latest Royal Bank of Scotland Report on Jobs survey signalled a fresh decline
in permanent staff appointments across Scotland during December.
The pace of
reduction was the strongest since April, as growing economic uncertainty
weighed on hiring decisions and discouraged workers from seeking new roles.
However, temp billings rose further in December, highlighting a preference for
temporary staff amongst employers.
Candidate shortages meanwhile continued to
push up starting salaries, though the rate of inflation eased notably from
November. Temp wage growth also softened at the end of the year.
overall demand for staff weakened further, with both permanent and temp

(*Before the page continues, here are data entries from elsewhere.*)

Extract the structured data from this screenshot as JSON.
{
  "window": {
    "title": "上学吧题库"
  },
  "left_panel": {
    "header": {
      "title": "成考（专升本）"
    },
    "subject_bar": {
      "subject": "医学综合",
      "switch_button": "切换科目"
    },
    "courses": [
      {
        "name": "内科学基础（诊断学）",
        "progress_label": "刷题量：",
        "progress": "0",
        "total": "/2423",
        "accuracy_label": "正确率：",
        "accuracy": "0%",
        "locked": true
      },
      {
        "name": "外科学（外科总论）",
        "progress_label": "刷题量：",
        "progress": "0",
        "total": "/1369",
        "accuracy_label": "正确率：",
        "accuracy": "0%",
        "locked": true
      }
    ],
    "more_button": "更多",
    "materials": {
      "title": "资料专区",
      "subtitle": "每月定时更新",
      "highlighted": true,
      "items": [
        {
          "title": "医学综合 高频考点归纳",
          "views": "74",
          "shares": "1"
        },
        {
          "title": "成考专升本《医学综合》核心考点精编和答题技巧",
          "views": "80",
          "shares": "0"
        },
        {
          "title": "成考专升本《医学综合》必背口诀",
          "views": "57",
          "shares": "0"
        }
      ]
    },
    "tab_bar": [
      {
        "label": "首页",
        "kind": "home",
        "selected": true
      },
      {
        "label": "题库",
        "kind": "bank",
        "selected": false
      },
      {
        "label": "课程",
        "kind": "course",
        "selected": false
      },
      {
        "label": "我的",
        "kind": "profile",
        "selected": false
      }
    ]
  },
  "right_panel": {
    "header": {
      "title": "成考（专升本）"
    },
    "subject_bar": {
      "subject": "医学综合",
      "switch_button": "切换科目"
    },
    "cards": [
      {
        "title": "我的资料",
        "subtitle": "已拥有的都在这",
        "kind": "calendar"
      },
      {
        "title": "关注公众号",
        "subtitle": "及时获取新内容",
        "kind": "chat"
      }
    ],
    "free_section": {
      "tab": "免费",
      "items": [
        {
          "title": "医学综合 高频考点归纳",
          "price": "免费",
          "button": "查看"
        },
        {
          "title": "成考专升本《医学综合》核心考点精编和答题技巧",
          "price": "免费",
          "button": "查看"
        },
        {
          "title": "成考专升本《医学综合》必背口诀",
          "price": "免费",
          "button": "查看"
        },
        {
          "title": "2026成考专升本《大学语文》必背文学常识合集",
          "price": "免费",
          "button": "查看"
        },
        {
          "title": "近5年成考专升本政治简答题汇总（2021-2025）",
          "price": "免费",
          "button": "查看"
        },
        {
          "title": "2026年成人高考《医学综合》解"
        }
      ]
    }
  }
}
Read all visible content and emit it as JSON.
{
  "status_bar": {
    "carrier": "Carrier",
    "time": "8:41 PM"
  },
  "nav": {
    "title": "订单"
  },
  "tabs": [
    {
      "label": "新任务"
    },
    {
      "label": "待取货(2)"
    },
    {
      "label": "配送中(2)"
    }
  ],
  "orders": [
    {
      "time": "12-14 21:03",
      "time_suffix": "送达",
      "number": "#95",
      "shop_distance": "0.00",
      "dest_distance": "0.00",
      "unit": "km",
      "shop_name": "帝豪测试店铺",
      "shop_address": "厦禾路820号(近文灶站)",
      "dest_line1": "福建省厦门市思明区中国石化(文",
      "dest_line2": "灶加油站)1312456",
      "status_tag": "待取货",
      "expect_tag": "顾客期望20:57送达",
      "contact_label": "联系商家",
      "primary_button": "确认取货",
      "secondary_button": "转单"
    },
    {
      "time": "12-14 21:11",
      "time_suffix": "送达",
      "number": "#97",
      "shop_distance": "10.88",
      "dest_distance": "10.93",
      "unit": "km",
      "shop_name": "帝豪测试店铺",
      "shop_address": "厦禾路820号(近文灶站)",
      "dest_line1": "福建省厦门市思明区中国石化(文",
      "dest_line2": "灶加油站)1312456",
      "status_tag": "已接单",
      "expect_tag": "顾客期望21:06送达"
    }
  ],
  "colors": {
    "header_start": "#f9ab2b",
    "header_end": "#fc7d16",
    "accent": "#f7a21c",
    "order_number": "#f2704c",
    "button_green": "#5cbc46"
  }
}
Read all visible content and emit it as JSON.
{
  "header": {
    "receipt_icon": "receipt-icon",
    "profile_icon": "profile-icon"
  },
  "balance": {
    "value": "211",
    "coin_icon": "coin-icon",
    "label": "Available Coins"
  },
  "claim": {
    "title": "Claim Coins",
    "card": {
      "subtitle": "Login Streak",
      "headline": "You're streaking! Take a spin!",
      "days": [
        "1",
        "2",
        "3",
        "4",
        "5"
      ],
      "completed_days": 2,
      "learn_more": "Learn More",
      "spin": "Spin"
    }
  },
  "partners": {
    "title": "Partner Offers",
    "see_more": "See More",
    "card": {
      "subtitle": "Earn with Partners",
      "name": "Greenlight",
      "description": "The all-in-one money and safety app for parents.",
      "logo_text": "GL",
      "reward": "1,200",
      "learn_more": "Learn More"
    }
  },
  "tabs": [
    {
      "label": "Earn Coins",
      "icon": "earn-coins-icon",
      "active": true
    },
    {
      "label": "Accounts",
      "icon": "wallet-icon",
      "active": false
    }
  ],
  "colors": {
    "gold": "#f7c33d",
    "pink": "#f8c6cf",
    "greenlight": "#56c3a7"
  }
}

vacancies declining markedly in December.
Renewed fall in permanent placements
recruitment firms recorded a fresh fall in permanent staff appointments during
December, with declines now noted in four of the last five survey periods. The
rate of decrease was the most pronounced since April and sharp. The reduction
was linked by recruiters to heightened levels of economic uncertainty, which
dampened employers’ and workers’ intentions to hire or seek out new roles.
staff appointments fell at a steeper rate across Scotland than that seen across
the UK as a whole.
data pointed to a second consecutive monthly rise in billings received from the
employment of temporary staff across Scotland. The rate of expansion, though
mild, quickened from November. The latest rise was reportedly supported by
increased demand for contract workers.
recruiters across the UK recorded a further fall in temp billings during
Availability of permanent staff declines
staff availability across Scotland fell in December, thereby stretching the
current period of decrease to 35 months. The pace of decline remained sharp
despite easing to a three-month low. According to recruiters, fewer workers
were willing to risk a job move in the current economic climate.
reduction in the number of workers seeking permanent positions across Scotland
contrasted with the marked upturn in permanent staff availability at the UK
third consecutive monthly rise in temp candidate supply was recorded across
Scotland in December. The respective seasonally adjusted index ticked up
further from September to signal a sharp rise in temp staff supply overall.
Recruiters often attributed the upturn to redundancies and the non-renewal of
However, growth of temp
staff supply across the UK as a whole continued to outpace that seen in
Permanent salary inflation eases notably
awarded to newly-placed permanent staff increased sharply across Scotland in
December. The rise in salaries was said to have been primarily driven by
candidate shortages. However, the rate of inflation moderated to a seven-month
low and was weaker than both the historical and UK-wide averages.
data signalled a further rise in temporary wages across Scotland at the end of
2023. While the pace of increase eased for the second month running, it
remained sharp overall and broadly in line with the long-run average. The
latest upturn in temp pay was largely linked to the growing cost of living.
the rate of temp wage growth quickened across the UK as a whole, it remained
weaker than that observed in Scotland.
Steeper drop in permanent vacancies
recruiters registered a marked fall in permanent vacancies during December.
Moreover, the rate of contraction was the strongest since November 2020. Demand
for permanent staff also weakened at the UK level, but only marginally.
the eight monitored sectors, Blue Collar and Engineering & Construction
recorded the joint-fastest falls in permanent vacancies. Meanwhile,
Nursing/Medical/Care defied the broader trend by reporting an upturn in
permanent staff demand.
has been the case since August, Scottish recruiters noted a fall in temp
vacancies in December. Moreover, the rate of contraction was the most marked in
three-and-a-half years. Meanwhile, demand for temp staff across the UK as a
whole rose slightly.
& Construction noted the quickest decline in short-term vacancies, followed
by Executive & Professional.
Sebastian Burnside, Chief
Economist at Royal Bank of Scotland, commented: "The Report on Jobs survey
highlights that 2023 has generally been a weak year for the Scottish labour
market, with permanent staff appointments rising in only three months of the
year. Moreover, December recorded the most marked decline in permanent placements
since April and one that was sharp overall, as employers were hesitant to
commit to new hires amid lingering economic uncertainty – a theme also observed
at the UK level. In contrast, temp billings continued to increase at the end of
the year as businesses opted for more flexible employment arrangements.
"The subdued economic
environment and signs of further declines in vacancies suggest that hiring
activity will remain weak as we head into 2024. However, softening demand
conditions have led to slower rates of pay growth, especially for permanent
starters’ salaries, helping to ease the pressure on employer’s budgets."